Oxalis urbaniana and 0. callimarginata were both collected at Saron. The latter was regarded as a stouter species with more distinct bulb ridging, distinctly callussed leaflets, shorter petal claws and shorter teeth on the filaments. My own collections from there do not support two such closely related species and differ in detail from both of Salter’s circumscriptions.
Oxalis goniorrhiza is, therefore, regarded as a species characterised by a bulb with 4-6 acutely angled, vertical ridges, contained in a sub-entire membraneous outer tunic. It occurs in damp, marshy situations and is usually white-flowered. It is not yet certain if characters other than the bulb can be used to easily separate this species from 0. multicaulis Eckl.& Zey. and 0. recticaulis, which are very similar, if also in fact distinct from another. The synonymy of the elements merged here and in the preceding two species, emphasises a weakness trenchant in at least the history of South African systematic botany. This is the general failure to first determine what a species is, and then the develop a species concept which can properly accommodate the variability in and of the local flora.

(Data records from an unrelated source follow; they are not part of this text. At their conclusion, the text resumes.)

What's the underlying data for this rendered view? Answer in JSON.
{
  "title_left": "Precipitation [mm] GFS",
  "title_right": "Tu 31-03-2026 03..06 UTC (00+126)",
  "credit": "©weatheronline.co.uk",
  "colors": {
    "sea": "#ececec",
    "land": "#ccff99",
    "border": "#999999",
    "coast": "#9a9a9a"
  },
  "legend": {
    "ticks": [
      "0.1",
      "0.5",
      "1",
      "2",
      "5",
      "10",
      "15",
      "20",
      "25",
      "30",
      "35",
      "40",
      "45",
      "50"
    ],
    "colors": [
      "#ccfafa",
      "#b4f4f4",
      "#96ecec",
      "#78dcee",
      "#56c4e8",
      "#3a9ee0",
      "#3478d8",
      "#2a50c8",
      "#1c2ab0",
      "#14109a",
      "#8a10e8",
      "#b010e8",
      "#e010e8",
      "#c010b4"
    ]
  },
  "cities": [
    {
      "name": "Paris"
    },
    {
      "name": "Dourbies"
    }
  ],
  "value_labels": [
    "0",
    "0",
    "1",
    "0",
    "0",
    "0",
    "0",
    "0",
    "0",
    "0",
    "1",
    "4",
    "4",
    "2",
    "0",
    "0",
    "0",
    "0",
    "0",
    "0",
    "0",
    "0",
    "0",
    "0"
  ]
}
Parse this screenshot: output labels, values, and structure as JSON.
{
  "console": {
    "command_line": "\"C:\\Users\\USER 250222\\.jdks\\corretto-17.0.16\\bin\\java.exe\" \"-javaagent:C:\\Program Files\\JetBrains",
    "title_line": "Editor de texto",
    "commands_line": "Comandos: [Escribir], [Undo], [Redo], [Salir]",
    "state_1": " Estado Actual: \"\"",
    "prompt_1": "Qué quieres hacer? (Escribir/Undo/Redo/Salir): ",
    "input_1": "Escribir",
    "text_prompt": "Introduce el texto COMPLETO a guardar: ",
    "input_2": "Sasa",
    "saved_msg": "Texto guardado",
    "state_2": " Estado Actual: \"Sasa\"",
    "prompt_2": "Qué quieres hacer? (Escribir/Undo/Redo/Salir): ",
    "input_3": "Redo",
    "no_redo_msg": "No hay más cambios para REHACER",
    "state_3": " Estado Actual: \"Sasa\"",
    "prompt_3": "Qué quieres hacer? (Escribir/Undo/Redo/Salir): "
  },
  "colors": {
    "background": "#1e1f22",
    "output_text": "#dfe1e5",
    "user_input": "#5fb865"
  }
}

Additional material examined (deposited at NBG):
3318 (Cape Town): Hercules Pillar (-DD), Bayer 2887.
3319 (Worcester): north of Saron (-AA), Bayer 2848; Kluitjieskraal (-AC), Bayer 1349; Wollesley (-AC). Bayer 2902; Romans River (-AC), Bayer 2903; Darling Bridge (CA), Bayer 2904; Worcester (-CB), Bayer 2907; Brandwacht (-CB), Bayer 689; east of DuToits Kloof (-CB), Bayer 871; north-west of Worcester (-CB), Bayer 843; Rooihoogte (CD), Bayer 678; Brandvlei (-CD), Bayer 860; Kwaggaskloof (-CD), Bayer 2887.

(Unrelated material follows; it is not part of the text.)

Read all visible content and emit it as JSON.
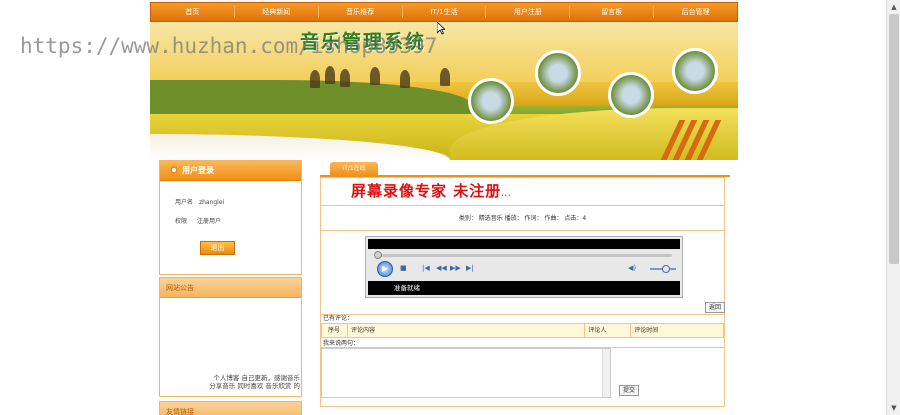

Oxalis pardalis Sond.
(=0. camelopardalis Salter).
(=0. capillacea E.Mey. ex Sond.).
(=0. confertifolia (0. Kunze) R. Knuth).

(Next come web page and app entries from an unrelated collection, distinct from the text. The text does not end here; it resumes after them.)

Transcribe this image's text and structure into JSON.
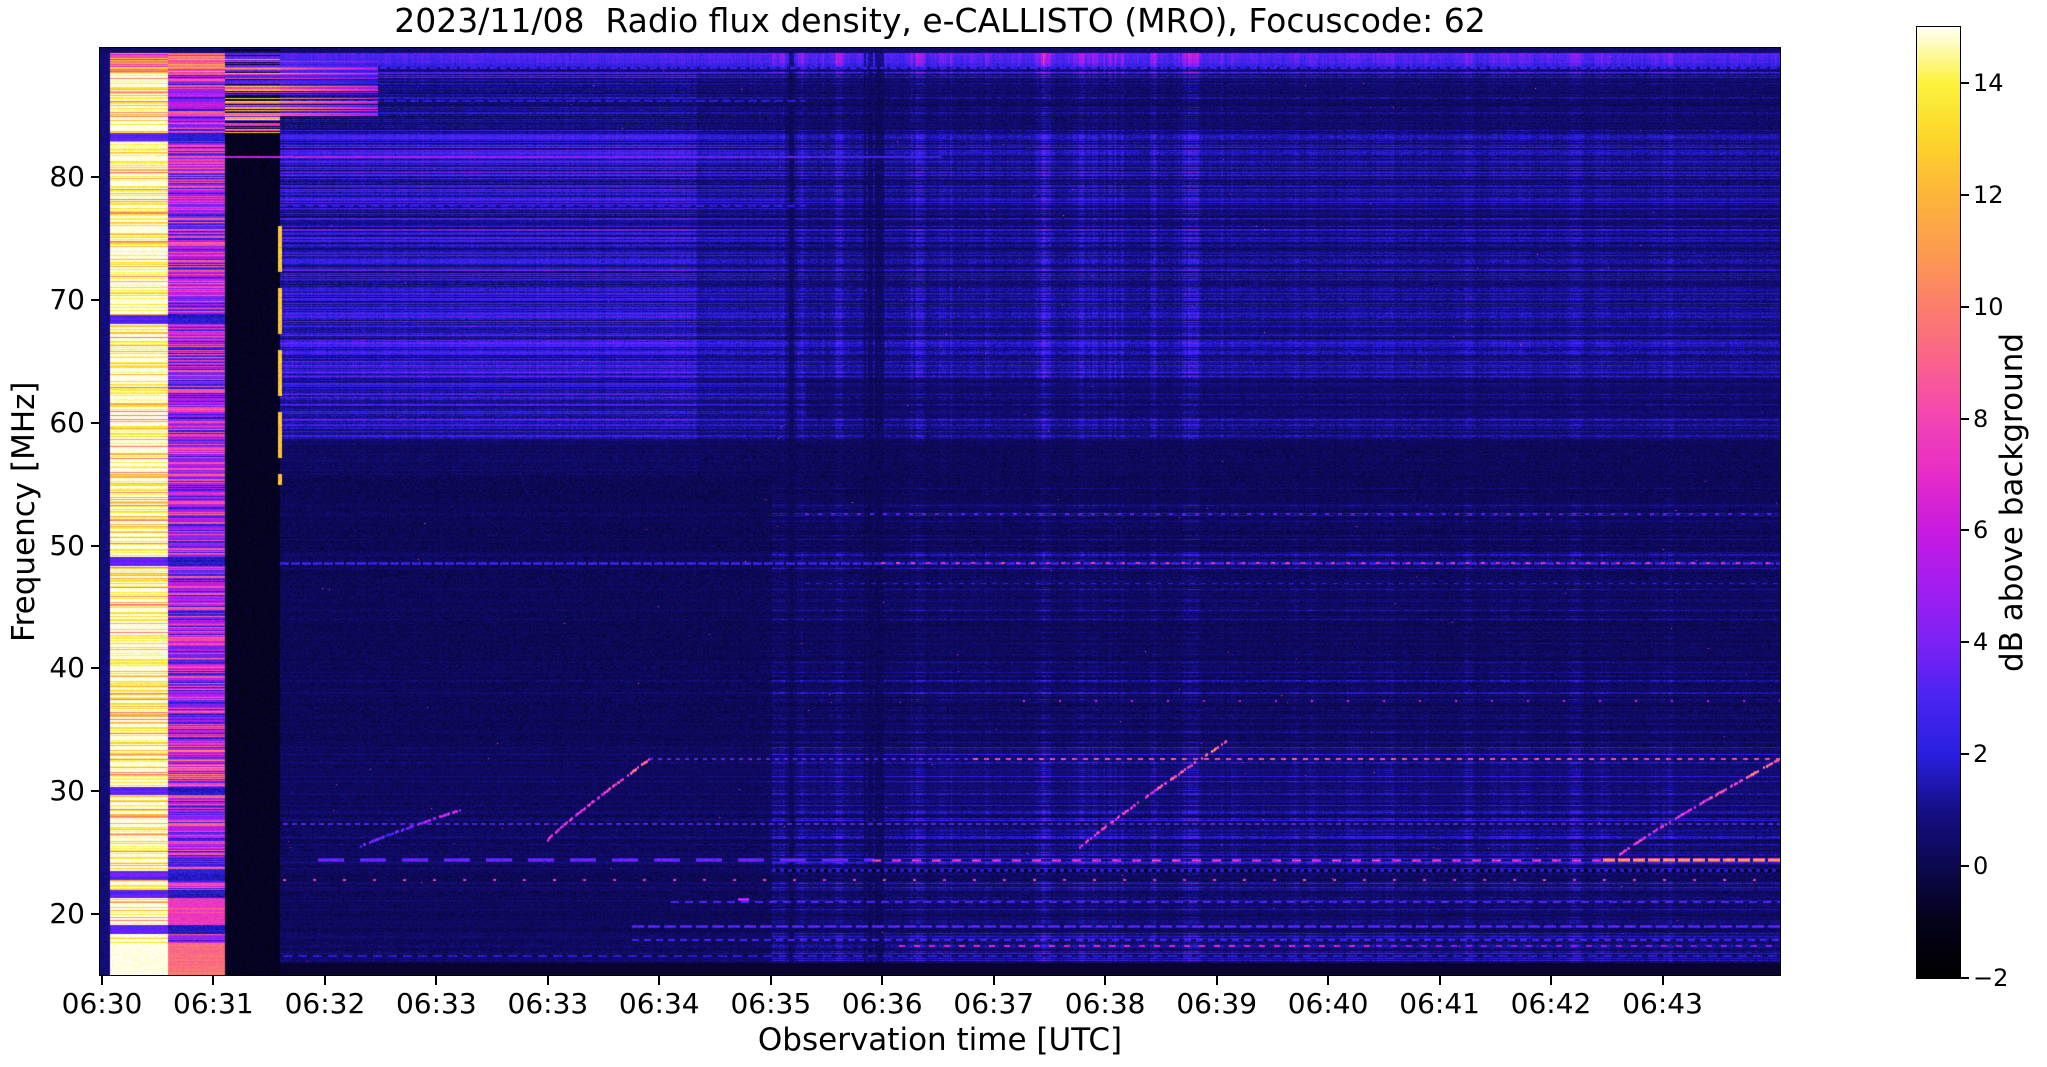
{
  "figure": {
    "title": "2023/11/08  Radio flux density, e-CALLISTO (MRO), Focuscode: 62",
    "xlabel": "Observation time [UTC]",
    "ylabel": "Frequency [MHz]"
  },
  "chart_data": {
    "type": "heatmap",
    "subtype": "solar-radio-spectrogram",
    "title": "2023/11/08  Radio flux density, e-CALLISTO (MRO), Focuscode: 62",
    "xlabel": "Observation time [UTC]",
    "ylabel": "Frequency [MHz]",
    "grid": false,
    "seed": 7,
    "x_axis": {
      "start_time": "06:30",
      "ticks": [
        {
          "label": "06:30",
          "frac": 0.0012
        },
        {
          "label": "06:31",
          "frac": 0.0675
        },
        {
          "label": "06:32",
          "frac": 0.1339
        },
        {
          "label": "06:33",
          "frac": 0.2002
        },
        {
          "label": "06:33",
          "frac": 0.2666
        },
        {
          "label": "06:34",
          "frac": 0.3329
        },
        {
          "label": "06:35",
          "frac": 0.3993
        },
        {
          "label": "06:36",
          "frac": 0.4656
        },
        {
          "label": "06:37",
          "frac": 0.532
        },
        {
          "label": "06:38",
          "frac": 0.5983
        },
        {
          "label": "06:39",
          "frac": 0.6647
        },
        {
          "label": "06:40",
          "frac": 0.731
        },
        {
          "label": "06:41",
          "frac": 0.7974
        },
        {
          "label": "06:42",
          "frac": 0.8637
        },
        {
          "label": "06:43",
          "frac": 0.9301
        }
      ]
    },
    "y_axis": {
      "min": 15.05,
      "max": 90.5,
      "ticks": [
        {
          "label": "80",
          "value": 80
        },
        {
          "label": "70",
          "value": 70
        },
        {
          "label": "60",
          "value": 60
        },
        {
          "label": "50",
          "value": 50
        },
        {
          "label": "40",
          "value": 40
        },
        {
          "label": "30",
          "value": 30
        },
        {
          "label": "20",
          "value": 20
        }
      ]
    },
    "colorbar": {
      "label": "dB above background",
      "min": -2,
      "max": 15,
      "ticks": [
        {
          "label": "14",
          "value": 14
        },
        {
          "label": "12",
          "value": 12
        },
        {
          "label": "10",
          "value": 10
        },
        {
          "label": "8",
          "value": 8
        },
        {
          "label": "6",
          "value": 6
        },
        {
          "label": "4",
          "value": 4
        },
        {
          "label": "2",
          "value": 2
        },
        {
          "label": "0",
          "value": 0
        },
        {
          "label": "−2",
          "value": -2
        }
      ],
      "stops": [
        [
          -2,
          "#000000"
        ],
        [
          -1,
          "#04021a"
        ],
        [
          0,
          "#0c0850"
        ],
        [
          1,
          "#150f86"
        ],
        [
          2,
          "#2a1fe0"
        ],
        [
          3,
          "#4a24f2"
        ],
        [
          4,
          "#7d22f5"
        ],
        [
          5,
          "#a31df0"
        ],
        [
          6,
          "#c81ae0"
        ],
        [
          7,
          "#e52cc8"
        ],
        [
          8,
          "#f344b4"
        ],
        [
          9,
          "#f9628c"
        ],
        [
          10,
          "#fb7e6b"
        ],
        [
          11,
          "#fc9b50"
        ],
        [
          12,
          "#fcb53b"
        ],
        [
          13,
          "#fdd62a"
        ],
        [
          14,
          "#fcf23c"
        ],
        [
          15,
          "#fffff2"
        ]
      ]
    },
    "features": {
      "bands": [
        {
          "fmin": 88.5,
          "fmax": 91.0,
          "base": 1.6,
          "rand": 1.2,
          "lineProb": 0.3,
          "lineAdd": 1.0,
          "darkProb": 0.12
        },
        {
          "fmin": 58.5,
          "fmax": 88.5,
          "base": 0.85,
          "rand": 1.35,
          "lineProb": 0.35,
          "lineAdd": 1.15,
          "darkProb": 0.16
        },
        {
          "fmin": 55.5,
          "fmax": 58.5,
          "base": 0.3,
          "rand": 0.7,
          "lineProb": 0.12,
          "lineAdd": 0.7,
          "darkProb": 0.2
        },
        {
          "fmin": 34.0,
          "fmax": 55.5,
          "base": 0.12,
          "rand": 0.6,
          "lineProb": 0.1,
          "lineAdd": 0.85,
          "darkProb": 0.1
        },
        {
          "fmin": 15.0,
          "fmax": 34.0,
          "base": 0.28,
          "rand": 0.85,
          "lineProb": 0.22,
          "lineAdd": 1.0,
          "darkProb": 0.12
        }
      ],
      "envelope": {
        "split_f": 55.5,
        "t_dark": 0.355,
        "t_switch": 0.4,
        "upper_pre": 1.15,
        "upper_mid": 0.8,
        "upper_post": 0.62,
        "lower_pre": 0.4,
        "lower_post": 0.95,
        "gap_band": [
          55.2,
          58.8
        ],
        "gap_factor": 0.55
      },
      "saturated_columns": [
        {
          "name": "edge-sliver",
          "t0": 0.0,
          "t1": 0.0058,
          "mode": "dark"
        },
        {
          "name": "saturated-white-column",
          "t0": 0.0058,
          "t1": 0.0405,
          "mode": "white",
          "level": 15
        },
        {
          "name": "pink-striped-column",
          "t0": 0.0405,
          "t1": 0.0744,
          "mode": "pink",
          "level": 6
        },
        {
          "name": "black-gap-column",
          "t0": 0.0744,
          "t1": 0.107,
          "mode": "black",
          "level": -1.3
        }
      ],
      "dark_rows": [
        83.3,
        68.4,
        48.7,
        30.0,
        23.1,
        21.6,
        18.7
      ],
      "v_lines": [
        {
          "t0": 0.1063,
          "t1": 0.1077,
          "f0": 55.0,
          "f1": 76.0,
          "v": 12.5,
          "dash": [
            46,
            16
          ]
        }
      ],
      "h_lines": [
        {
          "f": 81.6,
          "t0": 0.062,
          "t1": 0.5,
          "v": 6.4,
          "vv": 0.9,
          "w": 2,
          "dash": [
            1,
            0
          ],
          "fade": 0.6
        },
        {
          "f": 88.9,
          "t0": 0.107,
          "t1": 1.0,
          "v": 2.4,
          "vv": 0.8,
          "w": 2,
          "dash": [
            7,
            3
          ]
        },
        {
          "f": 86.2,
          "t0": 0.107,
          "t1": 0.42,
          "v": 2.0,
          "vv": 0.6,
          "w": 2,
          "dash": [
            9,
            4
          ]
        },
        {
          "f": 77.6,
          "t0": 0.107,
          "t1": 0.42,
          "v": 2.2,
          "vv": 0.7,
          "w": 2,
          "dash": [
            8,
            5
          ]
        },
        {
          "f": 52.5,
          "t0": 0.42,
          "t1": 1.0,
          "v": 3.2,
          "vv": 0.8,
          "w": 2,
          "dash": [
            4,
            9
          ]
        },
        {
          "f": 48.55,
          "t0": 0.107,
          "t1": 1.0,
          "v": 3.0,
          "vv": 0.8,
          "w": 3,
          "dash": [
            9,
            2
          ]
        },
        {
          "f": 48.55,
          "t0": 0.465,
          "t1": 1.0,
          "v": 7.2,
          "vv": 2.0,
          "w": 2,
          "dash": [
            4,
            11
          ]
        },
        {
          "f": 46.9,
          "t0": 0.42,
          "t1": 1.0,
          "v": 2.0,
          "vv": 0.5,
          "w": 1,
          "dash": [
            5,
            6
          ]
        },
        {
          "f": 37.3,
          "t0": 0.55,
          "t1": 1.0,
          "v": 6.0,
          "vv": 1.5,
          "w": 2,
          "dash": [
            2,
            34
          ]
        },
        {
          "f": 32.6,
          "t0": 0.327,
          "t1": 0.52,
          "v": 3.4,
          "vv": 0.8,
          "w": 2,
          "dash": [
            4,
            5
          ]
        },
        {
          "f": 32.6,
          "t0": 0.52,
          "t1": 1.0,
          "v": 8.3,
          "vv": 1.6,
          "w": 2,
          "dash": [
            5,
            6
          ]
        },
        {
          "f": 27.3,
          "t0": 0.109,
          "t1": 1.0,
          "v": 3.0,
          "vv": 0.9,
          "w": 2,
          "dash": [
            5,
            4
          ]
        },
        {
          "f": 24.3,
          "t0": 0.13,
          "t1": 0.46,
          "v": 3.9,
          "vv": 0.9,
          "w": 4,
          "dash": [
            26,
            16
          ]
        },
        {
          "f": 24.3,
          "t0": 0.46,
          "t1": 0.895,
          "v": 7.8,
          "vv": 2.2,
          "w": 3,
          "dash": [
            9,
            11
          ]
        },
        {
          "f": 24.3,
          "t0": 0.895,
          "t1": 1.0,
          "v": 11.5,
          "vv": 1.5,
          "w": 4,
          "dash": [
            12,
            3
          ]
        },
        {
          "f": 22.7,
          "t0": 0.109,
          "t1": 1.0,
          "v": 7.4,
          "vv": 1.6,
          "w": 2,
          "dash": [
            3,
            27
          ]
        },
        {
          "f": 23.5,
          "t0": 0.4,
          "t1": 1.0,
          "v": 2.4,
          "vv": 0.8,
          "w": 3,
          "dash": [
            4,
            4
          ],
          "gap": -0.8
        },
        {
          "f": 20.9,
          "t0": 0.34,
          "t1": 1.0,
          "v": 3.0,
          "vv": 0.8,
          "w": 2,
          "dash": [
            8,
            6
          ]
        },
        {
          "f": 19.0,
          "t0": 0.317,
          "t1": 1.0,
          "v": 3.8,
          "vv": 1.0,
          "w": 3,
          "dash": [
            12,
            4
          ]
        },
        {
          "f": 17.8,
          "t0": 0.317,
          "t1": 1.0,
          "v": 2.8,
          "vv": 0.8,
          "w": 2,
          "dash": [
            7,
            5
          ]
        },
        {
          "f": 17.3,
          "t0": 0.476,
          "t1": 0.76,
          "v": 6.6,
          "vv": 1.6,
          "w": 2,
          "dash": [
            6,
            9
          ]
        },
        {
          "f": 17.3,
          "t0": 0.76,
          "t1": 1.0,
          "v": 4.4,
          "vv": 1.2,
          "w": 2,
          "dash": [
            6,
            9
          ]
        },
        {
          "f": 16.5,
          "t0": 0.109,
          "t1": 1.0,
          "v": 2.0,
          "vv": 0.7,
          "w": 2,
          "dash": [
            9,
            6
          ]
        },
        {
          "f": 21.2,
          "t0": 0.38,
          "t1": 0.386,
          "v": 7.4,
          "vv": 0.5,
          "w": 3,
          "dash": [
            12,
            0
          ]
        }
      ],
      "sweeps": [
        {
          "t0": 0.155,
          "t1": 0.215,
          "f0": 25.5,
          "f1": 28.5,
          "v": 4.0,
          "label": "faint drifting sweep ~06:32.3"
        },
        {
          "t0": 0.266,
          "t1": 0.327,
          "f0": 26.0,
          "f1": 32.6,
          "v": 7.5,
          "label": "drifting sweep ~06:34"
        },
        {
          "t0": 0.58,
          "t1": 0.67,
          "f0": 25.0,
          "f1": 34.0,
          "v": 8.5,
          "label": "drifting sweep ~06:38.5"
        },
        {
          "t0": 0.905,
          "t1": 1.0,
          "f0": 24.8,
          "f1": 32.6,
          "v": 8.0,
          "label": "drifting sweep ~06:43.5"
        }
      ],
      "streaks": {
        "t0": 0.4,
        "t1": 0.95,
        "t_strong_end": 0.67,
        "amp": 1.25,
        "amp_after": 0.8
      }
    }
  }
}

(=0. grammophylla Salter).
(=0. heildelbergensis Salter).
(=0. leptogramma Salter).
(=0. lineolata Salter).
(=0. massoniana Salter).
(=0. melanograpta Salter).
(=0. robinsonii Salter & Exell).
Oxalis livida Jacq.
(=0. dentata Jacq.).
(=0. lateriflora Jacq.).
(=0. phellandroides E. Mey. ex Meisn.).
Oxalis goniorrhiza Eckl.& Zey.
(=0. semiglauca Eckl.& Zey.).
(=0. urbaniana Schltr.).
(=0. callimarginata Weintr.).
I would like to thank P.V. Bruyns and E.G.H. Oliver for commenting on the manuscript.
Bayer, M.B. 1984. The Cape Flora and the Karoo. Veld & Flora 70:17.
Davis, P.H. and Heywood, V.H. 1967. Principles of Angiosperm Taxonomy. Oliver and Boyd. Edinburgh and London.
Ornduff, R. 1973. Oxalis dines, a new species from the western Cape. J.S.Afr.Bot. 39:20.
Rutherford, M. and Westfall, R.H. 1986. The biomes of South Africa. Memoirs of the Botanical Survey of South Africa no.54.
Salter, T.M. 1944. The genus Oxalis in South Africa. J.S.Afr.Bot. Suppl. Vol.1. National Botanic Gardens of South Africa, Kirstenbosch.